◆ **WORK TO BE COMPLETED**
Across the whole listing, find how many lines contain "woman", then write that number and nothing else.
-------- TASK MATERIAL --------
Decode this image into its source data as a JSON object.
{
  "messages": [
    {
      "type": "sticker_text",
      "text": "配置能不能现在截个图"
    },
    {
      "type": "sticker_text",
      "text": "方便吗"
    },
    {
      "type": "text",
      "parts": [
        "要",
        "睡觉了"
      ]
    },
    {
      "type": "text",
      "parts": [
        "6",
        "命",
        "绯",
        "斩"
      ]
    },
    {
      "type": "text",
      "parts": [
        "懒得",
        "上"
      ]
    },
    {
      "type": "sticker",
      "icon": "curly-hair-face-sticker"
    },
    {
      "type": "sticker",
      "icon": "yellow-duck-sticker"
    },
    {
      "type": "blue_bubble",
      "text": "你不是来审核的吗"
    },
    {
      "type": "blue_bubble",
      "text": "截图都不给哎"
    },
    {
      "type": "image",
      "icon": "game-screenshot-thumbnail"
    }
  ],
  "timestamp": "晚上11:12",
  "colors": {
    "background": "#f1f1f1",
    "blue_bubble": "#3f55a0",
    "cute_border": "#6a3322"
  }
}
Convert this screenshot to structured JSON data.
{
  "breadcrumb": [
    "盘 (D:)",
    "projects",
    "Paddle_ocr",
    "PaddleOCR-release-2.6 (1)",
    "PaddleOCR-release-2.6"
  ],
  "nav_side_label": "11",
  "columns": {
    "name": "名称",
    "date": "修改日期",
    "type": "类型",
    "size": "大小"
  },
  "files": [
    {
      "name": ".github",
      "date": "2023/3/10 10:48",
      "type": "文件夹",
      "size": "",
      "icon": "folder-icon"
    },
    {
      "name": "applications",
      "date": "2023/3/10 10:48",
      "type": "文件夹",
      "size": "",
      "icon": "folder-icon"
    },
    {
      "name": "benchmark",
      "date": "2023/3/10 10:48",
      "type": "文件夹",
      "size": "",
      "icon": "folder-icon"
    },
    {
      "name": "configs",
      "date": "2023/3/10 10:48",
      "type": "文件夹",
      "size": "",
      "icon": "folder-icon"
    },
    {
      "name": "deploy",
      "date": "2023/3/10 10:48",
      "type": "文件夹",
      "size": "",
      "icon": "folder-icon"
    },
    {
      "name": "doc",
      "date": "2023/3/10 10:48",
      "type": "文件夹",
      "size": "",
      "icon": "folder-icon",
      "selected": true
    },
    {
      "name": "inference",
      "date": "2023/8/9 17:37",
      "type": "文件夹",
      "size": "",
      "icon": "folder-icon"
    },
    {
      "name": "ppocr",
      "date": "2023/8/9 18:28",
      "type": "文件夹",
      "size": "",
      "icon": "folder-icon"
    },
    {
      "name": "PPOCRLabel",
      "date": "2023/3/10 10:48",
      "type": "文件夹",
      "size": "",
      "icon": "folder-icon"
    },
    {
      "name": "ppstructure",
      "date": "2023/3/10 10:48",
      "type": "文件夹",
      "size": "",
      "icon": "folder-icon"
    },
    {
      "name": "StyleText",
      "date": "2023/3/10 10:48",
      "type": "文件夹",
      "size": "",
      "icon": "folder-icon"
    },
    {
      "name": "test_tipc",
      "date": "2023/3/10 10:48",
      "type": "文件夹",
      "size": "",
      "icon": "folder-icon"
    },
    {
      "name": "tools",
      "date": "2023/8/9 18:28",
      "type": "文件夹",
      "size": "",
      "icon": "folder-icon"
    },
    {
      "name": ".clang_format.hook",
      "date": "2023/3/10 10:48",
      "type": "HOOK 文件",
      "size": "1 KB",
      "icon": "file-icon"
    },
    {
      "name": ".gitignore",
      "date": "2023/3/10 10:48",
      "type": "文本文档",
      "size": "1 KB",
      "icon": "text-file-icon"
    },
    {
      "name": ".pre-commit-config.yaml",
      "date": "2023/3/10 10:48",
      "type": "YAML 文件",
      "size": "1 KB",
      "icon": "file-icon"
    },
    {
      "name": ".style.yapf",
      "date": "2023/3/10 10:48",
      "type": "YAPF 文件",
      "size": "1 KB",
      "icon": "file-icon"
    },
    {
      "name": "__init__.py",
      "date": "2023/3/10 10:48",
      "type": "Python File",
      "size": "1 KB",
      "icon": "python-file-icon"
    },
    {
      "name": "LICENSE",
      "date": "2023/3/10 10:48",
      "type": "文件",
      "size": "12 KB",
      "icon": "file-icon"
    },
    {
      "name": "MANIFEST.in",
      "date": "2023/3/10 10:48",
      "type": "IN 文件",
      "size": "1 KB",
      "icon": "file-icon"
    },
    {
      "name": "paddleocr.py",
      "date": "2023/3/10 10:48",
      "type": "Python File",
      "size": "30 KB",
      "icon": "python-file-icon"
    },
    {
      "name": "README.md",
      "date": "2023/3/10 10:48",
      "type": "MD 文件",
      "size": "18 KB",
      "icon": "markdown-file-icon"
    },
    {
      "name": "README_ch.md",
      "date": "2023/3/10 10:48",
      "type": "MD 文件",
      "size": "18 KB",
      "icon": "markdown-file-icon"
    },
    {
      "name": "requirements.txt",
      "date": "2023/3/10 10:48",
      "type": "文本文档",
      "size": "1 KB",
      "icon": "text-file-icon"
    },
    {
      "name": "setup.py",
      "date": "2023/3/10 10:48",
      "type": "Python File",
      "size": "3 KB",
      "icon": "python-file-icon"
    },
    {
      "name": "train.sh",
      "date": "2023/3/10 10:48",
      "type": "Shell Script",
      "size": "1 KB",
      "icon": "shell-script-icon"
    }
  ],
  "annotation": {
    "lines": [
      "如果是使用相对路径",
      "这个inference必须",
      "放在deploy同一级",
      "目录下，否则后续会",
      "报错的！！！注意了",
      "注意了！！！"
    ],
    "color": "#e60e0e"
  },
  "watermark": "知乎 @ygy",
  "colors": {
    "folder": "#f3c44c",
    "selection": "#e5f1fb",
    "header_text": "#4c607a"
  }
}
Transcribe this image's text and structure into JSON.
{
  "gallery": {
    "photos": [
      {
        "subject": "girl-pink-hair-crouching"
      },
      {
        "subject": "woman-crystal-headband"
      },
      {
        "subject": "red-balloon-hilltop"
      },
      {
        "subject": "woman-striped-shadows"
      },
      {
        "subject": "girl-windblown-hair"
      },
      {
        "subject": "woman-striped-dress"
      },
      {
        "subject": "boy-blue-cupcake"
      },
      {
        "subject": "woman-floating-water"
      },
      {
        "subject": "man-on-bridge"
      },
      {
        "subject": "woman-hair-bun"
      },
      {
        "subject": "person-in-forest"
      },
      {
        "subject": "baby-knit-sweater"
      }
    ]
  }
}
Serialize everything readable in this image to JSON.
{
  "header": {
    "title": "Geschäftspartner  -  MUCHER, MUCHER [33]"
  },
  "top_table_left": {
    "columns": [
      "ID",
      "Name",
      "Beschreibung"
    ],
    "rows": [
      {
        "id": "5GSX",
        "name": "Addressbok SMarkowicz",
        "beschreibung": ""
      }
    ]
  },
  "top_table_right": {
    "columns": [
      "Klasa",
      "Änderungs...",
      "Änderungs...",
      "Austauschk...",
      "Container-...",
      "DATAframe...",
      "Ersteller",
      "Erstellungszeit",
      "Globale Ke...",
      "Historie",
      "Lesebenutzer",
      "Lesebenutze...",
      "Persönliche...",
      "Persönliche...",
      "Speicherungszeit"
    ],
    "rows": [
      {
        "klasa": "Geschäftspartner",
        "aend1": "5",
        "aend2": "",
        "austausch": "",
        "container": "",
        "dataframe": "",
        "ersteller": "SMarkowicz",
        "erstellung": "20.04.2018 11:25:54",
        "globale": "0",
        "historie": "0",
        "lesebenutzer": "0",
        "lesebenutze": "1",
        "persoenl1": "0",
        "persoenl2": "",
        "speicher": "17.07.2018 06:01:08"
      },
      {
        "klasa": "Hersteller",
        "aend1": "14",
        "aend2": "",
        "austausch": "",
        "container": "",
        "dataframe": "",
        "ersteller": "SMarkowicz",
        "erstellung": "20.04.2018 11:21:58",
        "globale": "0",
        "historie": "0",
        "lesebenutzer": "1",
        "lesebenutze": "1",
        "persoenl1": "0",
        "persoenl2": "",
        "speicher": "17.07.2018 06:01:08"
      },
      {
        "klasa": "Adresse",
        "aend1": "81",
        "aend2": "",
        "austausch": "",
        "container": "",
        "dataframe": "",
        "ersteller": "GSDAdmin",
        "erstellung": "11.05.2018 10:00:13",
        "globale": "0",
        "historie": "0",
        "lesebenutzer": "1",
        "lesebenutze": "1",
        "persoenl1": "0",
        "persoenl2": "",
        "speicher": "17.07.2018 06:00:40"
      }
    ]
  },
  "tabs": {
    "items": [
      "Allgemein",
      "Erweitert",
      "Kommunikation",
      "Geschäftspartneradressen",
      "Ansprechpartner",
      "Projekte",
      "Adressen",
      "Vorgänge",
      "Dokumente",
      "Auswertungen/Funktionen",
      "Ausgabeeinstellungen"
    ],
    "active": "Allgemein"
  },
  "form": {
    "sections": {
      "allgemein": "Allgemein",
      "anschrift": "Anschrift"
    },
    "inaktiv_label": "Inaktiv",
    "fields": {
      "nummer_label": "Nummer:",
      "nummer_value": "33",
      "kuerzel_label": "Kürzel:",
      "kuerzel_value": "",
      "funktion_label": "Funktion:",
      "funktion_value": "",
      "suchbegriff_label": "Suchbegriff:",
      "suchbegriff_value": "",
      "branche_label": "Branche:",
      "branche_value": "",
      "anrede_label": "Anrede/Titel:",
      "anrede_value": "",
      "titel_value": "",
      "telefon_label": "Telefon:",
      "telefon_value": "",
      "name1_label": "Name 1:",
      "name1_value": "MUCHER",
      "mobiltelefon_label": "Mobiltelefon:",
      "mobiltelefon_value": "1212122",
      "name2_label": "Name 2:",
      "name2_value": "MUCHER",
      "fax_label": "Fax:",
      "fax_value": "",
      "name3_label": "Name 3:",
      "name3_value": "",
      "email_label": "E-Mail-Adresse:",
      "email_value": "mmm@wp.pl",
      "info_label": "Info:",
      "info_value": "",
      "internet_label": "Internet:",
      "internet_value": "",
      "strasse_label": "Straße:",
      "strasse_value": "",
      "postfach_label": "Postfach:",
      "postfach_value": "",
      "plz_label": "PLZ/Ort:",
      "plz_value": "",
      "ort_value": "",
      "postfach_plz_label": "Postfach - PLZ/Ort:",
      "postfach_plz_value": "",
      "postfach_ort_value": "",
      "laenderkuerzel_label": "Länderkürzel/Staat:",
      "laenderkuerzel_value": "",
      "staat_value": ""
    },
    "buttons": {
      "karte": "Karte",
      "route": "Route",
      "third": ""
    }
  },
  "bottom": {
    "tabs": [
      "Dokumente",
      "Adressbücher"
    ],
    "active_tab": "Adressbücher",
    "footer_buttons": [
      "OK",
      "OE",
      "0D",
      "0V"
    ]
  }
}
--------
◆ **RESPONSE TO THIS TASK**
5